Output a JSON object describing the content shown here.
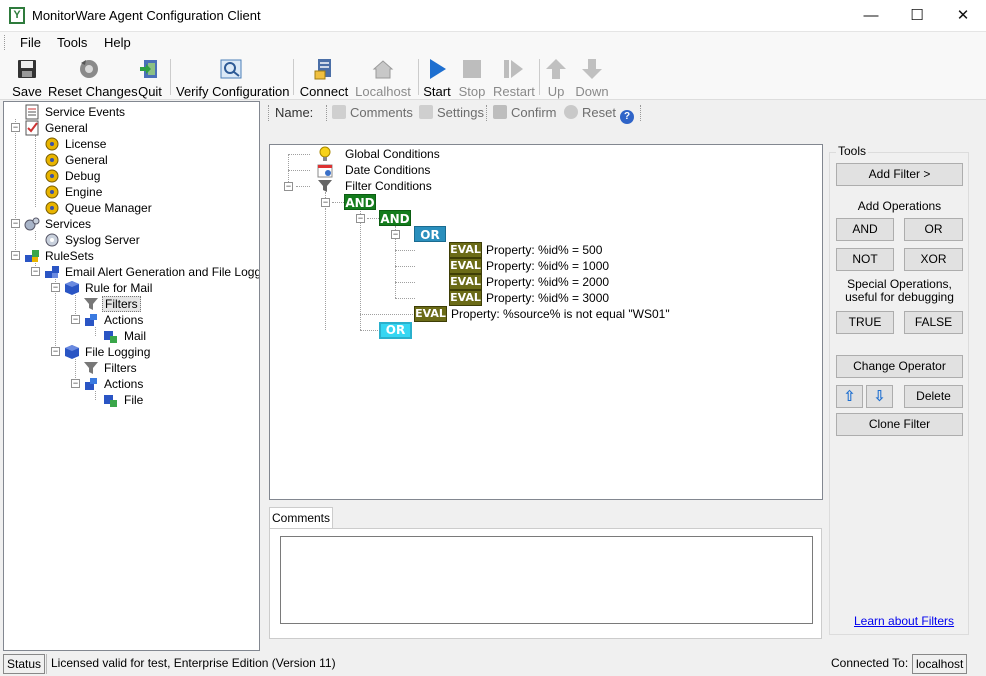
{
  "window": {
    "title": "MonitorWare Agent Configuration Client",
    "app_icon_glyph": "Y",
    "minimize_glyph": "—",
    "maximize_glyph": "☐",
    "close_glyph": "✕"
  },
  "menu": [
    "File",
    "Tools",
    "Help"
  ],
  "toolbar": {
    "save": "Save",
    "reset_changes": "Reset Changes",
    "quit": "Quit",
    "verify_configuration": "Verify Configuration",
    "connect": "Connect",
    "localhost": "Localhost",
    "start": "Start",
    "stop": "Stop",
    "restart": "Restart",
    "up": "Up",
    "down": "Down"
  },
  "tree": {
    "service_events": "Service Events",
    "general": "General",
    "license": "License",
    "general_child": "General",
    "debug": "Debug",
    "engine": "Engine",
    "queue_manager": "Queue Manager",
    "services": "Services",
    "syslog_server": "Syslog Server",
    "rulesets": "RuleSets",
    "email_alert": "Email Alert Generation and File Logging",
    "rule_for_mail": "Rule for Mail",
    "filters": "Filters",
    "actions": "Actions",
    "mail": "Mail",
    "file_logging": "File Logging",
    "filters2": "Filters",
    "actions2": "Actions",
    "file": "File"
  },
  "subtoolbar": {
    "name_label": "Name:",
    "comments": "Comments",
    "settings": "Settings",
    "confirm": "Confirm",
    "reset": "Reset",
    "help_glyph": "?"
  },
  "filter_tree": {
    "global_conditions": "Global Conditions",
    "date_conditions": "Date Conditions",
    "filter_conditions": "Filter Conditions",
    "and1": "AND",
    "and2": "AND",
    "or1": "OR",
    "eval_label": "EVAL",
    "eval1": "Property: %id% = 500",
    "eval2": "Property: %id% = 1000",
    "eval3": "Property: %id% = 2000",
    "eval4": "Property: %id% = 3000",
    "eval5": "Property: %source% is not equal \"WS01\"",
    "or2": "OR"
  },
  "comments": {
    "tab_label": "Comments",
    "value": ""
  },
  "tools": {
    "legend": "Tools",
    "add_filter": "Add Filter >",
    "add_operations": "Add Operations",
    "and": "AND",
    "or": "OR",
    "not": "NOT",
    "xor": "XOR",
    "special_operations": "Special Operations,\nuseful for debugging",
    "true": "TRUE",
    "false": "FALSE",
    "change_operator": "Change Operator",
    "up_glyph": "⇧",
    "down_glyph": "⇩",
    "delete": "Delete",
    "clone_filter": "Clone Filter",
    "learn_link": "Learn about Filters"
  },
  "status": {
    "status_label": "Status",
    "license_text": "Licensed valid for test, Enterprise Edition (Version 11)",
    "connected_to_label": "Connected To:",
    "connected_host": "localhost"
  },
  "colors": {
    "and_green": "#137b1c",
    "or_blue": "#2a8fbd",
    "or_selected": "#36d6f2",
    "eval_olive": "#6b6b17",
    "link_blue": "#0000ee"
  }
}
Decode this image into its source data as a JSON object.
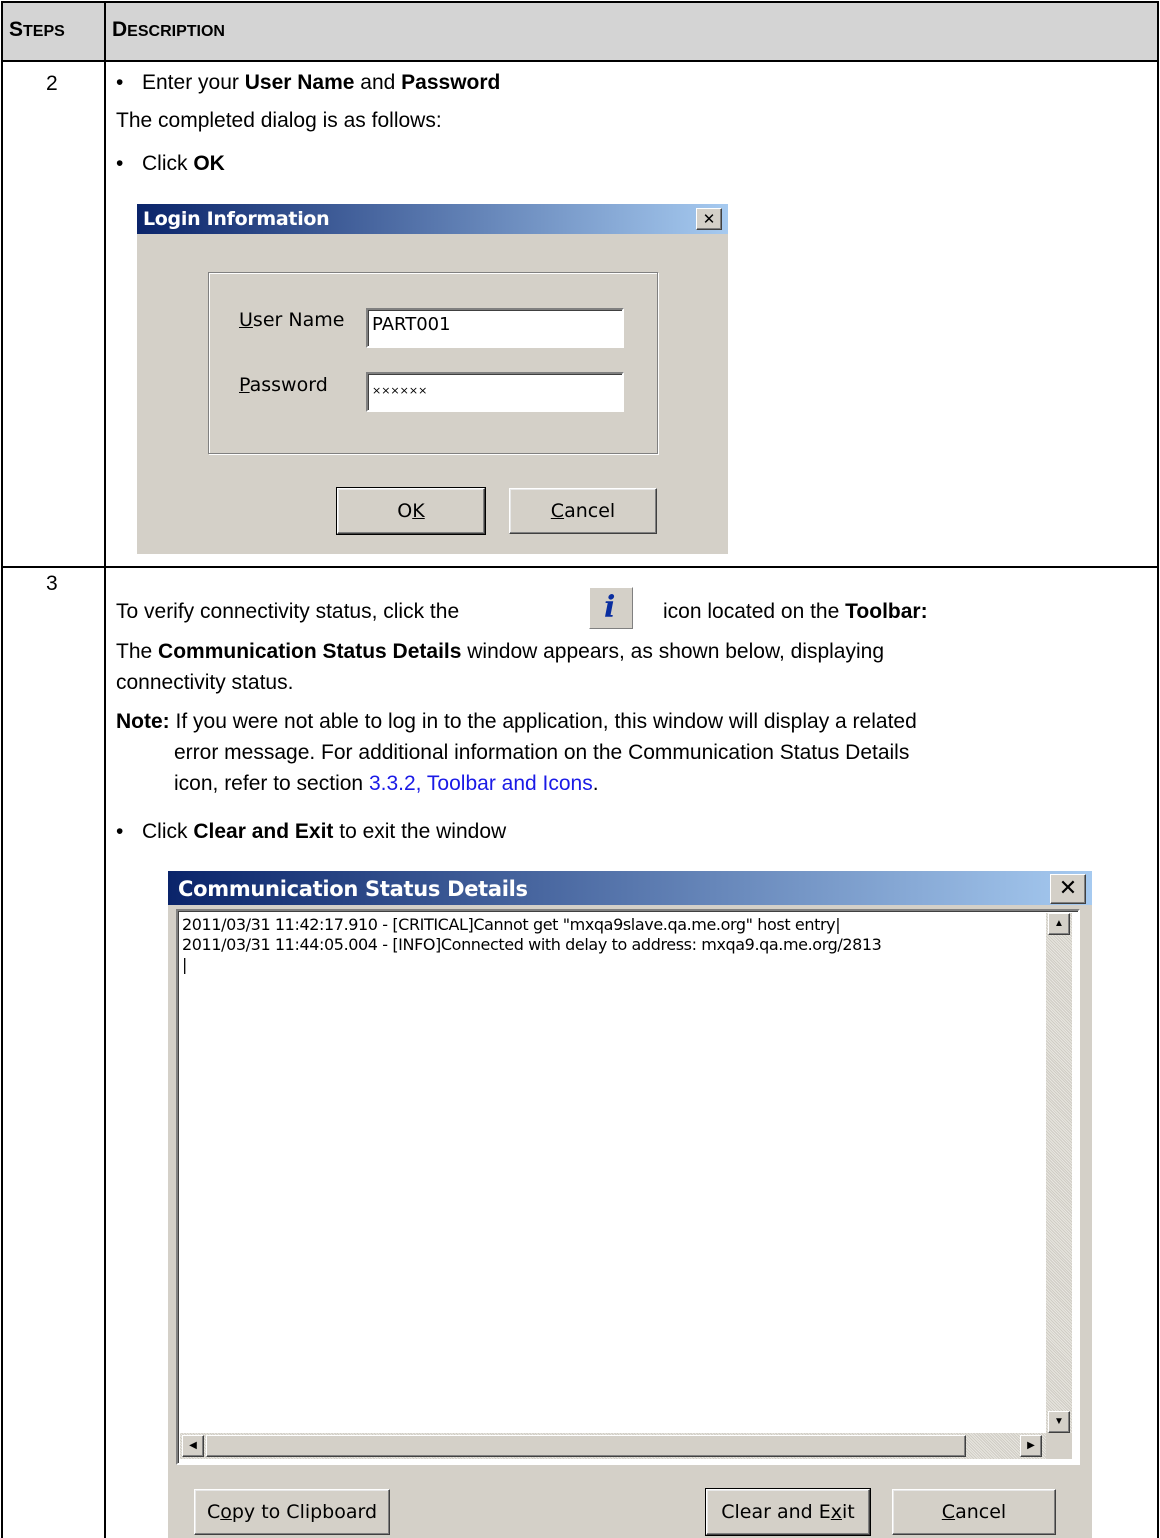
{
  "header": {
    "steps_first": "S",
    "steps_rest": "TEPS",
    "desc_first": "D",
    "desc_rest": "ESCRIPTION"
  },
  "step2": {
    "number": "2",
    "line1_pre": "Enter your ",
    "line1_b1": "User Name",
    "line1_mid": " and ",
    "line1_b2": "Password",
    "line2": "The completed dialog is as follows:",
    "line3_pre": "Click ",
    "line3_b": "OK",
    "bullet": "•"
  },
  "login_dialog": {
    "title": "Login Information",
    "close_glyph": "✕",
    "username_label_u": "U",
    "username_label_rest": "ser Name",
    "username_value": "PART001",
    "password_label_u": "P",
    "password_label_rest": "assword",
    "password_value": "××××××",
    "ok_pre": "O",
    "ok_u": "K",
    "cancel_u": "C",
    "cancel_rest": "ancel"
  },
  "step3": {
    "number": "3",
    "line1_pre": "To verify connectivity status, click the",
    "line1_post": "icon located on the ",
    "line1_b": "Toolbar:",
    "info_glyph": "i",
    "line2_pre": "The ",
    "line2_b": "Communication Status Details",
    "line2_post": " window appears, as shown below, displaying",
    "line3": "connectivity status.",
    "note_label": "Note:",
    "note1": " If you were not able to log in to the application, this window will display a related",
    "note2": "error message. For additional information on the Communication Status Details",
    "note3_pre": "icon, refer to section ",
    "note3_link": "3.3.2,  Toolbar and Icons",
    "note3_post": ".",
    "bullet_pre": "Click ",
    "bullet_b": "Clear and Exit",
    "bullet_post": " to exit the window",
    "bullet": "•"
  },
  "comm_dialog": {
    "title": "Communication Status Details",
    "close_glyph": "✕",
    "log_lines": [
      "2011/03/31 11:42:17.910 - [CRITICAL]Cannot get \"mxqa9slave.qa.me.org\" host entry|",
      "2011/03/31 11:44:05.004 - [INFO]Connected with delay to address: mxqa9.qa.me.org/2813",
      "|"
    ],
    "copy_pre": "C",
    "copy_u": "o",
    "copy_rest": "py to Clipboard",
    "clear_pre": "Clear and E",
    "clear_u": "x",
    "clear_rest": "it",
    "cancel_u": "C",
    "cancel_rest": "ancel",
    "up_arrow": "▲",
    "down_arrow": "▼",
    "left_arrow": "◀",
    "right_arrow": "▶"
  }
}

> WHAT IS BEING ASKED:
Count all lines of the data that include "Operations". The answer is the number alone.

> WRITTEN SOLUTION:
2